> Research & Grants
> Grants Program
> Research Grants
> Research Grants Awarded
Research Grants Awarded
Regulation of SXR Activation by Rexinoids - Role in Drug Resistance
Tumor Cell Biology II
Background: SXR (hPXR) is a nuclear receptor whose transcriptional activity is induced by a variety of drugs, including paclitaxel (Taxol) and Cisplatin. SXR target genes include MDR1 (Pgp), MRP2 and CYP3A4 . Thus, SXR may play a role in induction of chemotherapy resistance by increasing drug metabolism and efflux from cancer cells. SXR functions as a heterodimer with the related nuclear receptor RXR, and the RXR ligand (rexinoid) bexarotene can inhibit development of drug resistance after prolonged treatment of cancer cells with chemotherapy. We found that rexinoids inhibit activation of SXR by the potent SXR agonist Rifampicin, and by Taxol. Rexinoids suppressed activation of transcription from two different, transiently expressed, SXRE-reporters in colon and breast cancer cells. Further, induction of Pgp protein by Rifampicin and Taxol was suppressed by bexarotene. We have begun to elucidate molecular mechanisms involved in this suppression. Objective/Hypothesis: The objectives of this proposal are to examine the molecular mechanism of antagonism between rexinoids and SXR ligands, and to investigate the role of SXR regulation in the development of multidrug resistance. We propose that rexinoids suppress expression of SXR target genes, and hypothesize that this may be a mechanism whereby bexarotene delays the development of resistance of cancer cells to cytotoxic chemotherapy. Specific Aims: 1) Investigate molecular mechanisms whereby rexinoids regulate SXR activity. 2) Correlate regulation by rexinoids and SXR ligands of SXR target genes with the development of resistance to Taxol Study Design: We will use LS180 and MCF-7 cells as our initial model systems, with results to be confirmed in other SXR-positive breast cancer cells and compared to an SXR-negative cell line. We will determine regulation of receptor levels, and protein/protein and protein/DNA interactions will be assessed using mammalian-2-hybrid analysis, co-IP and ChIP. Regulation of SXR target genes will be studied in Taxol resistant MCF-7 and MDA-MB-231, and matching parental cells, and in immortalized BRCA1 mutant cell lines. To further assess the role of SXR, we will use RNAi to downregulate SXR in MCF-7 cells. Potential Outcomes and Benefits: The identification of rexinoids as inhibitors of drug resistance, and understanding of the underlying mechanisms, may allow design of combination therapies that prolong the efficacy of chemotherapy targeting breast cancer.

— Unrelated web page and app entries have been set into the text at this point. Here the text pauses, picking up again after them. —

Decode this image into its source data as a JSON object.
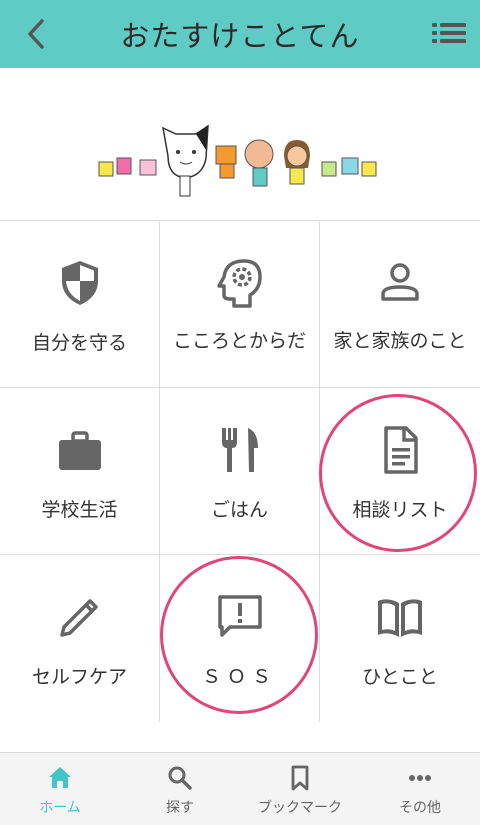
{
  "header": {
    "title": "おたすけことてん",
    "back_icon": "chevron-left-icon",
    "menu_icon": "list-icon"
  },
  "banner": {
    "image": "mascot-characters-illustration"
  },
  "grid": [
    {
      "label": "自分を守る",
      "icon": "shield-icon"
    },
    {
      "label": "こころとからだ",
      "icon": "head-gear-icon"
    },
    {
      "label": "家と家族のこと",
      "icon": "person-icon"
    },
    {
      "label": "学校生活",
      "icon": "briefcase-icon"
    },
    {
      "label": "ごはん",
      "icon": "fork-knife-icon"
    },
    {
      "label": "相談リスト",
      "icon": "document-icon"
    },
    {
      "label": "セルフケア",
      "icon": "pencil-icon"
    },
    {
      "label": "ＳＯＳ",
      "icon": "alert-bubble-icon"
    },
    {
      "label": "ひとこと",
      "icon": "book-icon"
    }
  ],
  "tabbar": [
    {
      "label": "ホーム",
      "icon": "home-icon",
      "active": true
    },
    {
      "label": "探す",
      "icon": "search-icon",
      "active": false
    },
    {
      "label": "ブックマーク",
      "icon": "bookmark-icon",
      "active": false
    },
    {
      "label": "その他",
      "icon": "more-icon",
      "active": false
    }
  ],
  "colors": {
    "header_bg": "#5fcbc5",
    "active_tab": "#45c4c7",
    "annotation_ring": "#e0457b",
    "icon_gray": "#666666"
  }
}
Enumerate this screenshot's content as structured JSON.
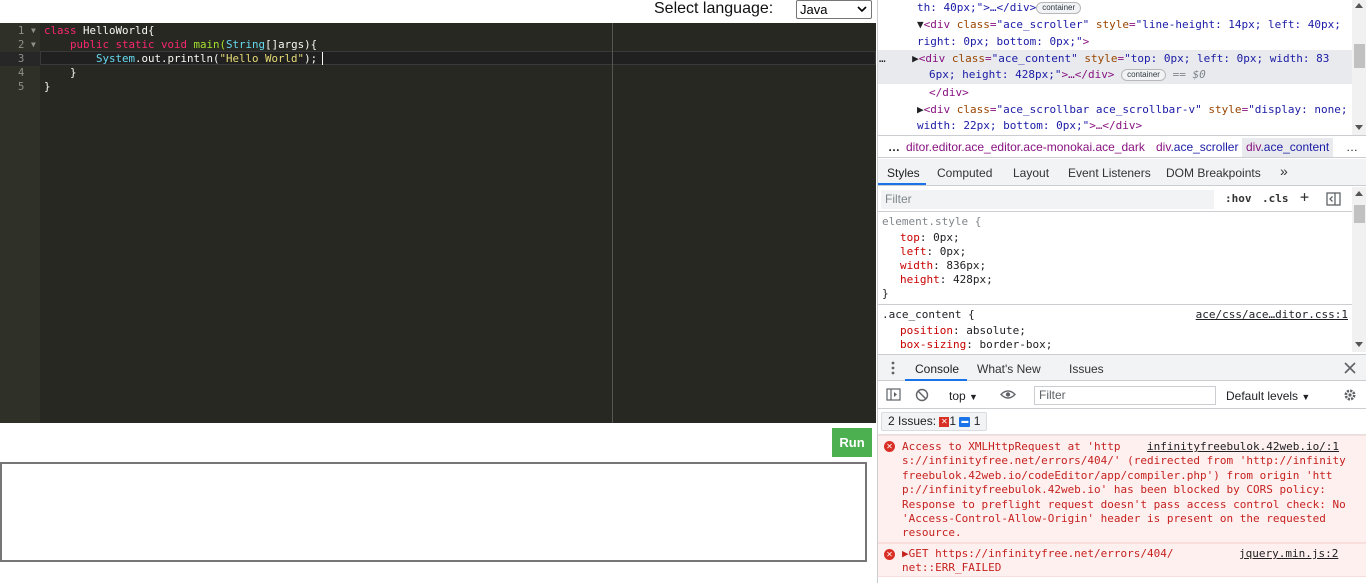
{
  "header": {
    "language_label": "Select language:",
    "language_value": "Java"
  },
  "editor": {
    "line_numbers": [
      "1",
      "2",
      "3",
      "4",
      "5"
    ],
    "theme_colors": {
      "background": "#272822",
      "gutter": "#2f3129",
      "keyword": "#f92672",
      "string": "#e6db74",
      "type": "#66d9ef"
    },
    "lines": [
      {
        "kw": "class",
        "rest": " HelloWorld{"
      },
      {
        "indent": "    ",
        "kw": "public static void",
        "name": " main(",
        "type": "String",
        "rest": "[]args){"
      },
      {
        "indent": "        ",
        "obj": "System",
        "rest": ".out.println(",
        "str": "\"Hello World\"",
        "end": ");"
      },
      {
        "text": "    }"
      },
      {
        "text": "}"
      }
    ]
  },
  "run_button": {
    "label": "Run",
    "color": "#4caf50"
  },
  "output_box": {
    "value": ""
  },
  "devtools": {
    "elements": {
      "line0_text": "th: 40px;\">…</div>",
      "line0_badge": "container",
      "line1_tag_open": "<div ",
      "line1_attr": "class",
      "line1_val": "\"ace_scroller\"",
      "line1_attr2": " style",
      "line1_val2": "\"line-height: 14px; left: 40px;",
      "line2_val": "right: 0px; bottom: 0px;\"",
      "line2_end": ">",
      "line3_dots": "…",
      "line3_tag": "<div ",
      "line3_attr": "class",
      "line3_val": "\"ace_content\"",
      "line3_attr2": " style",
      "line3_val2": "\"top: 0px; left: 0px; width: 83",
      "line4_val": "6px; height: 428px;\"",
      "line4_end": ">…</div>",
      "line4_badge": "container",
      "line4_eq": "== $0",
      "line5_text": "</div>",
      "line6_tag": "<div ",
      "line6_attr": "class",
      "line6_val": "\"ace_scrollbar ace_scrollbar-v\"",
      "line6_attr2": " style",
      "line6_val2": "\"display: none;",
      "line7_val": "width: 22px; bottom: 0px;\"",
      "line7_end": ">…</div>"
    },
    "breadcrumb": {
      "lead": "…",
      "item1": "ditor.editor.ace_editor.ace-monokai.ace_dark",
      "item2_tag": "div",
      "item2_cls": ".ace_scroller",
      "item3_tag": "div",
      "item3_cls": ".ace_content",
      "trail": "…"
    },
    "styles_tabs": [
      "Styles",
      "Computed",
      "Layout",
      "Event Listeners",
      "DOM Breakpoints",
      "»"
    ],
    "styles_filter_placeholder": "Filter",
    "hov": ":hov",
    "cls": ".cls",
    "plus": "+",
    "element_style": {
      "selector": "element.style {",
      "props": [
        {
          "name": "top",
          "value": "0px;"
        },
        {
          "name": "left",
          "value": "0px;"
        },
        {
          "name": "width",
          "value": "836px;"
        },
        {
          "name": "height",
          "value": "428px;"
        }
      ],
      "close": "}"
    },
    "ace_content_rule": {
      "selector": ".ace_content {",
      "source": "ace/css/ace…ditor.css:1",
      "props": [
        {
          "name": "position",
          "value": "absolute;"
        },
        {
          "name": "box-sizing",
          "value": "border-box;"
        }
      ]
    },
    "drawer_tabs": [
      "Console",
      "What's New",
      "Issues"
    ],
    "console": {
      "context": "top",
      "filter_placeholder": "Filter",
      "levels": "Default levels",
      "issues_label": "2 Issues:",
      "issues_errors": "1",
      "issues_messages": "1"
    },
    "messages": [
      {
        "lines": [
          "Access to XMLHttpRequest at 'http",
          "s://infinityfree.net/errors/404/' (redirected from 'http://infinity",
          "freebulok.42web.io/codeEditor/app/compiler.php') from origin 'htt",
          "p://infinityfreebulok.42web.io' has been blocked by CORS policy:",
          "Response to preflight request doesn't pass access control check: No",
          "'Access-Control-Allow-Origin' header is present on the requested",
          "resource."
        ],
        "source": "infinityfreebulok.42web.io/:1"
      },
      {
        "lines": [
          "▶GET https://infinityfree.net/errors/404/",
          "net::ERR_FAILED"
        ],
        "source": "jquery.min.js:2"
      }
    ]
  }
}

Multidrug resistance is a major cause of failure of cancer chemotherapy. An important factor leading to drug resistance is the presence on tumor cells of proteins that function as drug pumps, pumping chemotherapeutic agents out of the cell. One such protein is P-glycoprotein (Pgp), which is found on 40-50% of breast cancers. Treatment of tumor cells with chemotherapeutic drugs increases the level of Pgp on the cells, leading to resistance. A strategy to improve the efficacy of chemotherapy is therefore to inhibit Pgp. Recently, it was demonstrated that a novel drug, bexarotene (Targretin), could inhibit the development of multidrug resistance in breast cancer cells exposed to commonly used chemotherapeutic drugs, possibly by blocking the increase in Pgp. We propose in this application that bexarotene and other similar drugs might not only inhibit Pgp, but also lower the levels of proteins responsible for the metabolic breakdown of chemotherapeutic drugs. This may lead to increased levels of the drugs inside the tumor cells, improved killing, and reduced resistance. We intend to study the molecular mechanisms that may be responsible for this effect, with the longer-term goal of suggesting novel combination therapies for breast cancer.